:: Provided records ::

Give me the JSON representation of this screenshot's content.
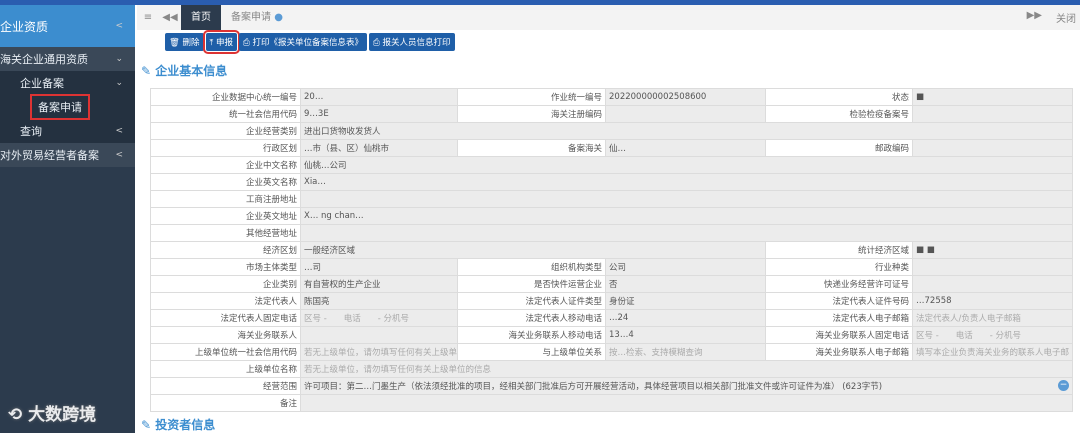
{
  "sidebar": {
    "header": "企业资质",
    "items": [
      {
        "label": "海关企业通用资质",
        "level": 1
      },
      {
        "label": "企业备案",
        "level": 2
      },
      {
        "label": "备案申请",
        "level": 3,
        "selected": true
      },
      {
        "label": "查询",
        "level": 2
      },
      {
        "label": "对外贸易经营者备案",
        "level": 1
      }
    ]
  },
  "tabs": {
    "home": "首页",
    "current": "备案申请",
    "close_others": "关闭"
  },
  "toolbar": {
    "delete": "删除",
    "submit": "申报",
    "print_unit": "打印《报关单位备案信息表》",
    "print_person": "报关人员信息打印"
  },
  "sections": {
    "basic": "企业基本信息",
    "investor": "投资者信息"
  },
  "rows": [
    [
      [
        "企业数据中心统一编号",
        "20…",
        1
      ],
      [
        "作业统一编号",
        "202200000002508600",
        1
      ],
      [
        "状态",
        "■",
        1
      ]
    ],
    [
      [
        "统一社会信用代码",
        "9…3E",
        1
      ],
      [
        "海关注册编码",
        "",
        1
      ],
      [
        "检验检疫备案号",
        "",
        1
      ]
    ],
    [
      [
        "企业经营类别",
        "进出口货物收发货人",
        5
      ]
    ],
    [
      [
        "行政区划",
        "…市（县、区）仙桃市",
        1
      ],
      [
        "备案海关",
        "仙…",
        1
      ],
      [
        "邮政编码",
        "",
        1
      ]
    ],
    [
      [
        "企业中文名称",
        "仙桃…公司",
        5
      ]
    ],
    [
      [
        "企业英文名称",
        "Xia…",
        5
      ]
    ],
    [
      [
        "工商注册地址",
        "",
        5
      ]
    ],
    [
      [
        "企业英文地址",
        "X… ng chan…",
        5
      ]
    ],
    [
      [
        "其他经营地址",
        "",
        5
      ]
    ],
    [
      [
        "经济区划",
        "一般经济区域",
        3
      ],
      [
        "统计经济区域",
        "■ ■",
        1
      ]
    ],
    [
      [
        "市场主体类型",
        "…司",
        1
      ],
      [
        "组织机构类型",
        "公司",
        1
      ],
      [
        "行业种类",
        "",
        1
      ]
    ],
    [
      [
        "企业类别",
        "有自营权的生产企业",
        1
      ],
      [
        "是否快件运营企业",
        "否",
        1
      ],
      [
        "快递业务经营许可证号",
        "",
        1
      ]
    ],
    [
      [
        "法定代表人",
        "陈国亮",
        1
      ],
      [
        "法定代表人证件类型",
        "身份证",
        1
      ],
      [
        "法定代表人证件号码",
        "…72558",
        1
      ]
    ],
    [
      [
        "法定代表人固定电话",
        "区号 -　　电话　　- 分机号",
        1,
        "ph"
      ],
      [
        "法定代表人移动电话",
        "…24",
        1
      ],
      [
        "法定代表人电子邮箱",
        "法定代表人/负责人电子邮箱",
        1,
        "ph"
      ]
    ],
    [
      [
        "海关业务联系人",
        "",
        1
      ],
      [
        "海关业务联系人移动电话",
        "13…4",
        1
      ],
      [
        "海关业务联系人固定电话",
        "区号 -　　电话　　- 分机号",
        1,
        "ph"
      ]
    ],
    [
      [
        "上级单位统一社会信用代码",
        "若无上级单位，请勿填写任何有关上级单",
        1,
        "ph"
      ],
      [
        "与上级单位关系",
        "按…检索、支持模糊查询",
        1,
        "ph"
      ],
      [
        "海关业务联系人电子邮箱",
        "填写本企业负责海关业务的联系人电子邮",
        1,
        "ph"
      ]
    ],
    [
      [
        "上级单位名称",
        "若无上级单位，请勿填写任何有关上级单位的信息",
        5,
        "ph"
      ]
    ],
    [
      [
        "经营范围",
        "许可项目：第二…门墨生产（依法须经批准的项目，经相关部门批准后方可开展经营活动，具体经营项目以相关部门批准文件或许可证件为准） (623字节)",
        5,
        "scope"
      ]
    ],
    [
      [
        "备注",
        "",
        5
      ]
    ]
  ],
  "watermark": "大数跨境"
}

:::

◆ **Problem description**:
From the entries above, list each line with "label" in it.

◆ **Exercise response**:
        "label": "海关企业通用资质",
        "label": "企业备案",
        "label": "备案申请",
        "label": "查询",
        "label": "对外贸易经营者备案",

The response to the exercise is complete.